The photographer captured the stunning estate throughout different seasons, with this image showcasing the spectacular grounds in the Peak District covered in fog

The photographer captured the stunning estate throughout different seasons, with this image showcasing the spectacular grounds in the Peak District covered in fog

Chatsworth (pictured surrounded by its grounds) opens each year from late March through to Christmas and closes in early January. Throughout the makeover period, it remained open to the public, with different sections shut off

Chatsworth (pictured surrounded by its grounds) opens each year from late March through to Christmas and closes in early January. Throughout the makeover period, it remained open to the public, with different sections shut off

The house and garden were built by Sir William Cavendish and Bess of Hardwick in 1555. There are 126 rooms. More than 600,000 people a year flock to the historic property in the Peak District.

Chatsworth opens each year from late March through to Christmas and closes in early January. Throughout the makeover period, it remained open to the public, with different sections shut off. 

In 2018, The Daily Mail reported that the renovation was partly carried out because the Duke of Devonshire had no wifi, which in turn triggered the costly refurbishment.

Chatsworth, Arcadia, Now by the Duke and Duchess of Devonshire with John-Paul Stonard, and photography by Victoria Hely-Hutchinson, is published in hardback by Particular Books, priced £50.00 

The house and garden were built by Sir William Cavendish and Bess of Hardwick in 1555. There are 126 rooms. More than 600,000 people a year flock to the historic property in the Peak District. Pictured, Chatsworth before the renovation was completed

The house and garden were built by Sir William Cavendish and Bess of Hardwick in 1555. There are 126 rooms. More than 600,000 people a year flock to the historic property in the Peak District. Pictured, Chatsworth before the renovation was completed

The makeover results were truly dazzling, not least due to the amount of gold used to 'bling' it up; around 1,500 sheets of gold leaf were used for each window frame on the west and south terraces, as well as on roof ornaments, gates and other railings. Pictured, the home after its revamp

Chatsworth before its makeover, pictured

The makeover results were truly dazzling, not least due to the amount of gold used to ‘bling’ it up; around 1,500 sheets of gold leaf were used for each window frame on the west and south terraces, as well as on roof ornaments, gates and other railings. Pictured left, the home after its revamp, and right, before the makeover



Source link

Share:
Avatar of Bourbiza Mohamed

Written by Bourbiza Mohamed

A technology enthusiast and a passionate writer in the field of information technology, cyber security, and blockchain

Leave a Reply

Your email address will not be published. Required fields are marked *

GIPHY App Key not set. Please check settings

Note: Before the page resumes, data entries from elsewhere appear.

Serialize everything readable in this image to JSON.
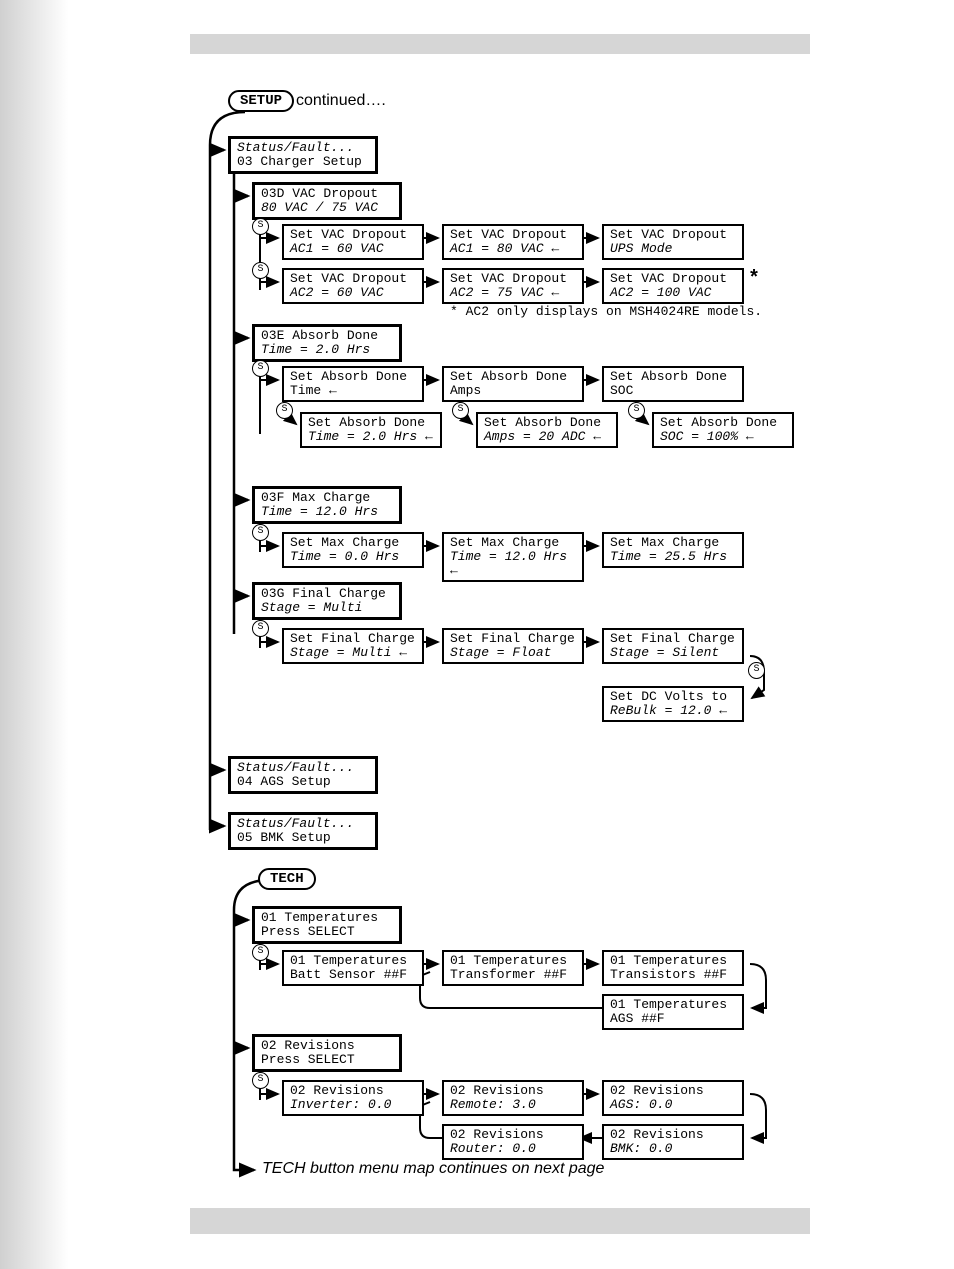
{
  "header": {
    "setup_pill": "SETUP",
    "continued": "continued….",
    "tech_pill": "TECH"
  },
  "setup": {
    "charger_setup": {
      "l1": "Status/Fault...",
      "l2": "03 Charger Setup"
    },
    "vac_dropout_hdr": {
      "l1": "03D VAC Dropout",
      "l2": "80 VAC / 75 VAC"
    },
    "vac_ac1_60": {
      "l1": "Set VAC Dropout",
      "l2": "AC1 =  60 VAC"
    },
    "vac_ac1_80": {
      "l1": "Set VAC Dropout",
      "l2": "AC1 =  80 VAC  ←"
    },
    "vac_ac1_ups": {
      "l1": "Set VAC Dropout",
      "l2": "UPS Mode"
    },
    "vac_ac2_60": {
      "l1": "Set VAC Dropout",
      "l2": "AC2 =  60 VAC"
    },
    "vac_ac2_75": {
      "l1": "Set VAC Dropout",
      "l2": "AC2 =  75 VAC  ←"
    },
    "vac_ac2_100": {
      "l1": "Set VAC Dropout",
      "l2": "AC2 = 100 VAC"
    },
    "ac2_note": "* AC2 only displays on MSH4024RE models.",
    "absorb_hdr": {
      "l1": "03E Absorb Done",
      "l2": "Time =  2.0 Hrs"
    },
    "absorb_time": {
      "l1": "Set Absorb Done",
      "l2": "Time          ←"
    },
    "absorb_amps": {
      "l1": "Set Absorb Done",
      "l2": "Amps"
    },
    "absorb_soc": {
      "l1": "Set Absorb Done",
      "l2": "SOC"
    },
    "absorb_time_v": {
      "l1": "Set Absorb Done",
      "l2": "Time =  2.0 Hrs ←"
    },
    "absorb_amps_v": {
      "l1": "Set Absorb Done",
      "l2": "Amps =  20 ADC ←"
    },
    "absorb_soc_v": {
      "l1": "Set Absorb Done",
      "l2": "SOC = 100%    ←"
    },
    "maxcharge_hdr": {
      "l1": "03F Max Charge",
      "l2": "Time = 12.0 Hrs"
    },
    "maxcharge_0": {
      "l1": "Set Max Charge",
      "l2": "Time =  0.0 Hrs"
    },
    "maxcharge_12": {
      "l1": "Set Max Charge",
      "l2": "Time = 12.0 Hrs ←"
    },
    "maxcharge_25": {
      "l1": "Set Max Charge",
      "l2": "Time = 25.5 Hrs"
    },
    "final_hdr": {
      "l1": "03G Final Charge",
      "l2": "Stage = Multi"
    },
    "final_multi": {
      "l1": "Set Final Charge",
      "l2": "Stage = Multi  ←"
    },
    "final_float": {
      "l1": "Set Final Charge",
      "l2": "Stage = Float"
    },
    "final_silent": {
      "l1": "Set Final Charge",
      "l2": "Stage = Silent"
    },
    "dc_rebulk": {
      "l1": "Set DC Volts to",
      "l2": "ReBulk =  12.0 ←"
    },
    "ags_setup": {
      "l1": "Status/Fault...",
      "l2": "04 AGS Setup"
    },
    "bmk_setup": {
      "l1": "Status/Fault...",
      "l2": "05 BMK Setup"
    }
  },
  "tech": {
    "temp_hdr": {
      "l1": "01 Temperatures",
      "l2": " Press SELECT"
    },
    "temp_batt": {
      "l1": "01 Temperatures",
      "l2": "Batt Sensor  ##F"
    },
    "temp_xfmr": {
      "l1": "01 Temperatures",
      "l2": "Transformer  ##F"
    },
    "temp_trans": {
      "l1": "01 Temperatures",
      "l2": "Transistors  ##F"
    },
    "temp_ags": {
      "l1": "01 Temperatures",
      "l2": "AGS          ##F"
    },
    "rev_hdr": {
      "l1": "02 Revisions",
      "l2": " Press SELECT"
    },
    "rev_inv": {
      "l1": "02 Revisions",
      "l2": "Inverter:  0.0"
    },
    "rev_rem": {
      "l1": "02 Revisions",
      "l2": "Remote:    3.0"
    },
    "rev_ags": {
      "l1": "02 Revisions",
      "l2": "AGS:       0.0"
    },
    "rev_rtr": {
      "l1": "02 Revisions",
      "l2": "Router:    0.0"
    },
    "rev_bmk": {
      "l1": "02 Revisions",
      "l2": "BMK:       0.0"
    }
  },
  "footer": {
    "continue_text": "TECH button menu map continues on next page"
  }
}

Vaccinated vs Unvaccinated Europes Covid Culture War

Vaccinated vs. Unvaccinated: Europe’s Covid Culture War

Jacob Blakes family says he is learning to walk again

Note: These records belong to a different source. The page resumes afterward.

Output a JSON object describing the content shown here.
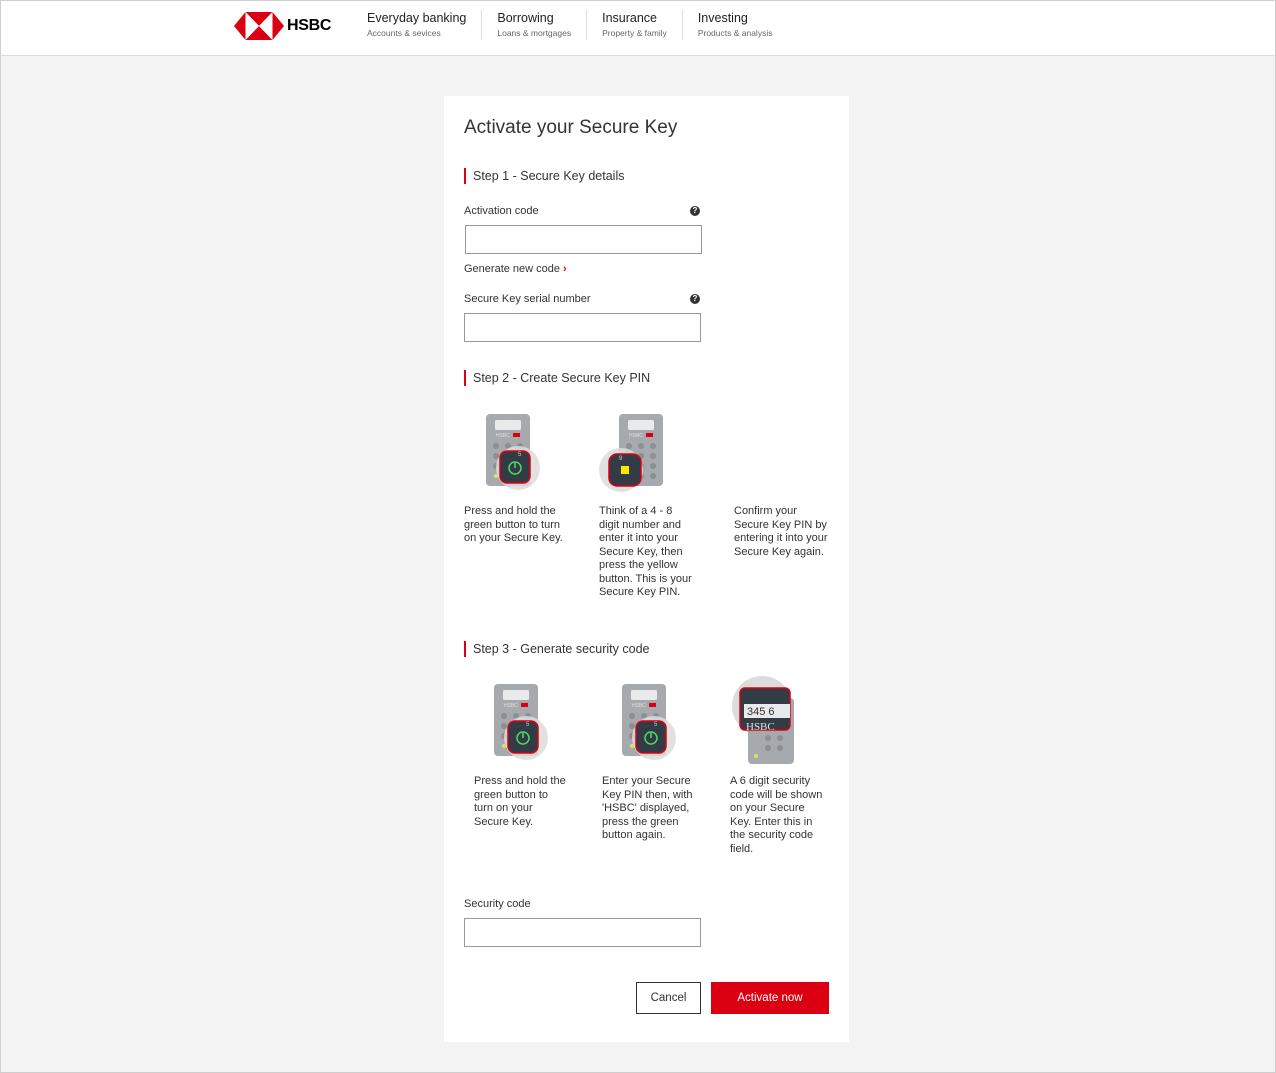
{
  "header": {
    "brand": "HSBC",
    "nav": [
      {
        "title": "Everyday banking",
        "sub": "Accounts & sevices"
      },
      {
        "title": "Borrowing",
        "sub": "Loans & mortgages"
      },
      {
        "title": "Insurance",
        "sub": "Property & family"
      },
      {
        "title": "Investing",
        "sub": "Products & analysis"
      }
    ]
  },
  "form": {
    "title": "Activate your Secure Key",
    "step1": {
      "title": "Step 1 - Secure Key details",
      "activation_label": "Activation code",
      "activation_value": "",
      "generate_link": "Generate new code",
      "serial_label": "Secure Key serial number",
      "serial_value": ""
    },
    "step2": {
      "title": "Step 2 - Create Secure Key PIN",
      "items": [
        {
          "text": "Press and hold the green button to turn on your Secure Key."
        },
        {
          "text": "Think of a 4 - 8 digit number and enter it into your Secure Key, then press the yellow button. This is your Secure Key PIN."
        },
        {
          "text": "Confirm your Secure Key PIN by entering it into your Secure Key again."
        }
      ]
    },
    "step3": {
      "title": "Step 3 - Generate security code",
      "items": [
        {
          "text": "Press and hold the green button to turn on your Secure Key."
        },
        {
          "text": "Enter your Secure Key PIN then, with 'HSBC' displayed, press the green button again."
        },
        {
          "text": "A 6 digit security code will be shown on your Secure Key. Enter this in the security code field."
        }
      ],
      "screen_code": "345 6",
      "screen_brand": "HSBC",
      "device_label": "HSBC"
    },
    "security_label": "Security code",
    "security_value": "",
    "cancel_label": "Cancel",
    "activate_label": "Activate now",
    "help_glyph": "?",
    "chevron_glyph": "›"
  },
  "colors": {
    "brand_red": "#db0011",
    "device_grey": "#9a9da1",
    "green_button": "#4cd964",
    "yellow_button": "#ffe600"
  }
}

Jacob Blake’s family says he is learning to walk again at Chicago facility